The WordPress coreCoreCore is the set of software required to run WordPress. The Core Development Team builds WordPress. development team builds WordPress! Follow this site for general updates, status reports, and the occasional code debate. There’s lots of ways to contribute:
Found a bugbugA bug is an error or unexpected result. Performance improvements, code optimization, and are considered enhancements, not defects. After feature freeze, only bugs are dealt with, with regressions (adverse changes from the previous version) being the highest priority.?Create a ticket in the bug tracker.
Associating GitHub accounts with WordPress.org profiles
In an effort to make tracking all contributions to the WordPress project across multiple locations easier, a new option is available when editing your WordPress.orgWordPress.orgThe community site where WordPress code is created and shared by the users. This is where you can download the source code for WordPress core, plugins and themes as well as the central location for community conversations and organization. https://wordpress.org/ profile that allows you to connect your GitHubGitHubGitHub is a website that offers online implementation of git repositories that can easily be shared, copied and modified by other developers.
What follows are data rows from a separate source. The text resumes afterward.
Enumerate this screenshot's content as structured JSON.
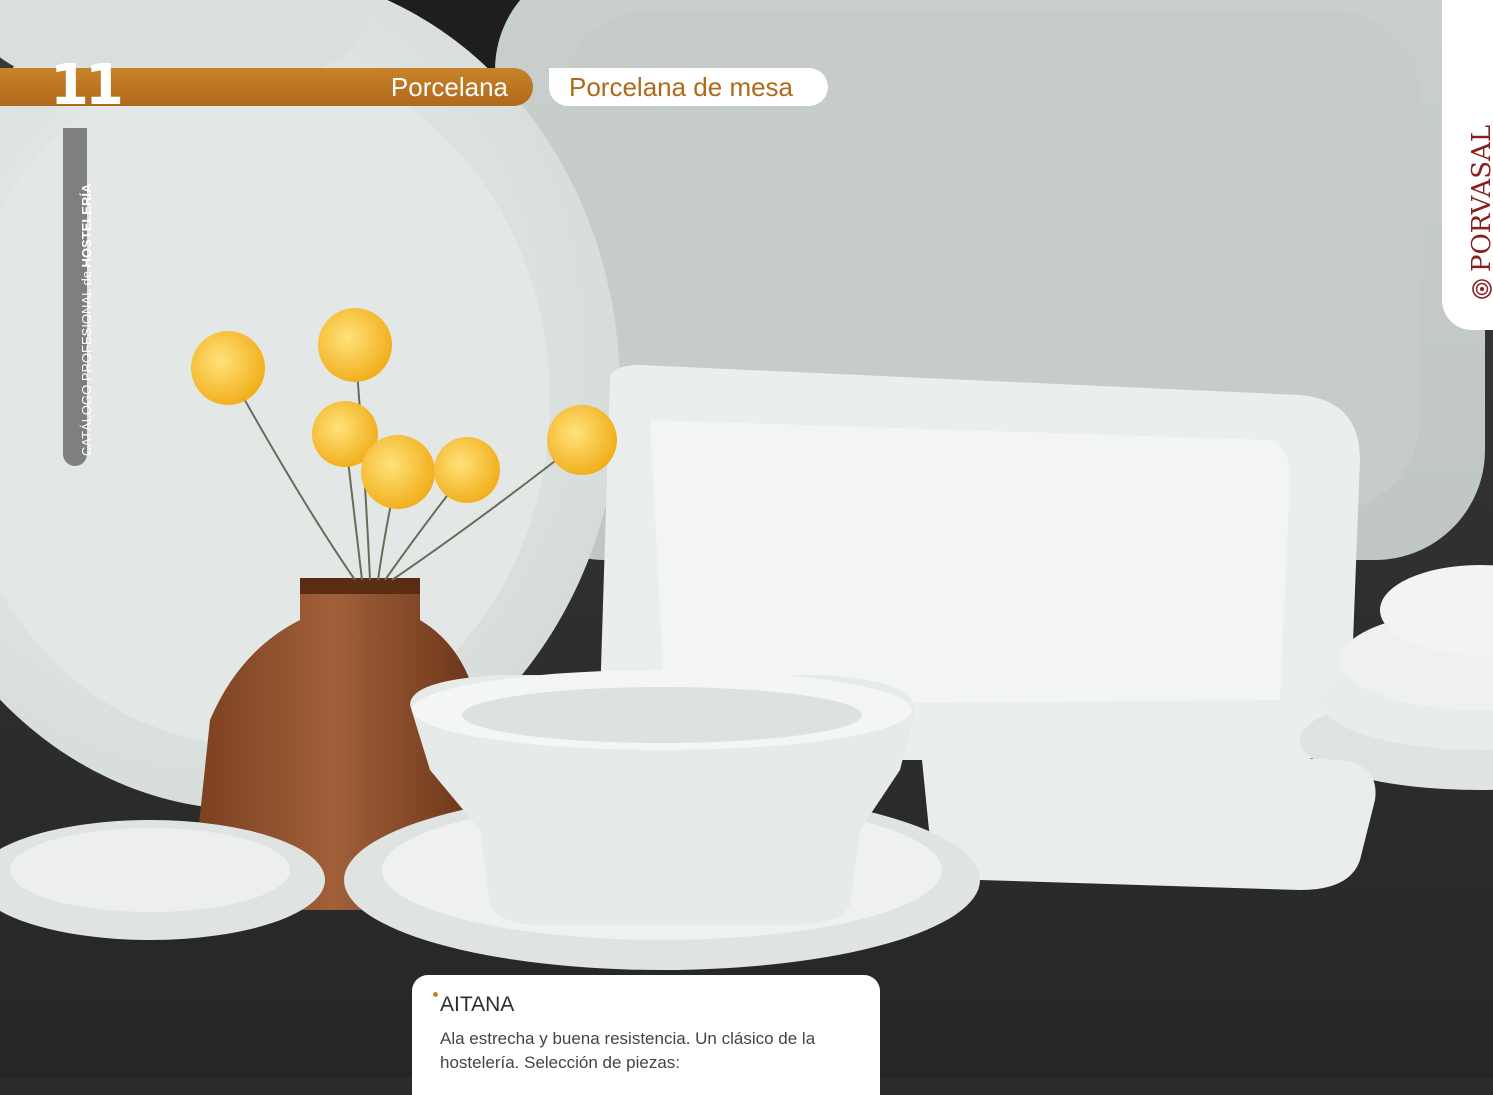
{
  "header": {
    "chapter_number": "11",
    "section": "Porcelana",
    "subsection": "Porcelana de mesa"
  },
  "sidebar": {
    "catalog_prefix": "CATÁLOGO PROFESIONAL de ",
    "catalog_highlight": "HOSTELERÍA"
  },
  "brand": {
    "name": "PORVASAL",
    "icon": "rose-logo-icon"
  },
  "product": {
    "title": "AITANA",
    "description": "Ala estrecha y buena resistencia. Un clásico de la hostelería. Selección de piezas:"
  },
  "colors": {
    "accent": "#b0691b",
    "brand": "#8a1e1e",
    "marker": "#7f7f7f"
  }
}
Public repositories are free to host, private repositories require a paid subscription. GitHub introduced the concept of the ‘pull request’ where code changes done in branches by contributors can be reviewed and discussed before being merged be the repository owner. https://github.com/ account.
In recent releases, the process of collecting props for non-WordPress.org contributions (namely GutenbergGutenbergThe Gutenberg project is the new Editor Interface for WordPress. The editor improves the process and experience of creating new content, making writing rich content much simpler. It uses ‘blocks’ to add richness rather than shortcodes, custom HTML etc. https://wordpress.org/gutenberg/) has been highly manual and error prone, occasionally resulting in contributors not receiving proper credit. Connecting your WordPress.org and GitHub accounts will allow automatic tooling to be built which reduces the burden on release teams to maintain a credit list.
How it works
The feature uses an oAuth flow to grant a WordPress GitHub application read-only access to your GitHub account’s public information. This proves that you own both the GitHub account and the WordPress.org account and links the two accounts.
This has been available and tested for several months now, and many contributors have connected their accounts. But, because it was never officially announced, adoption has been low.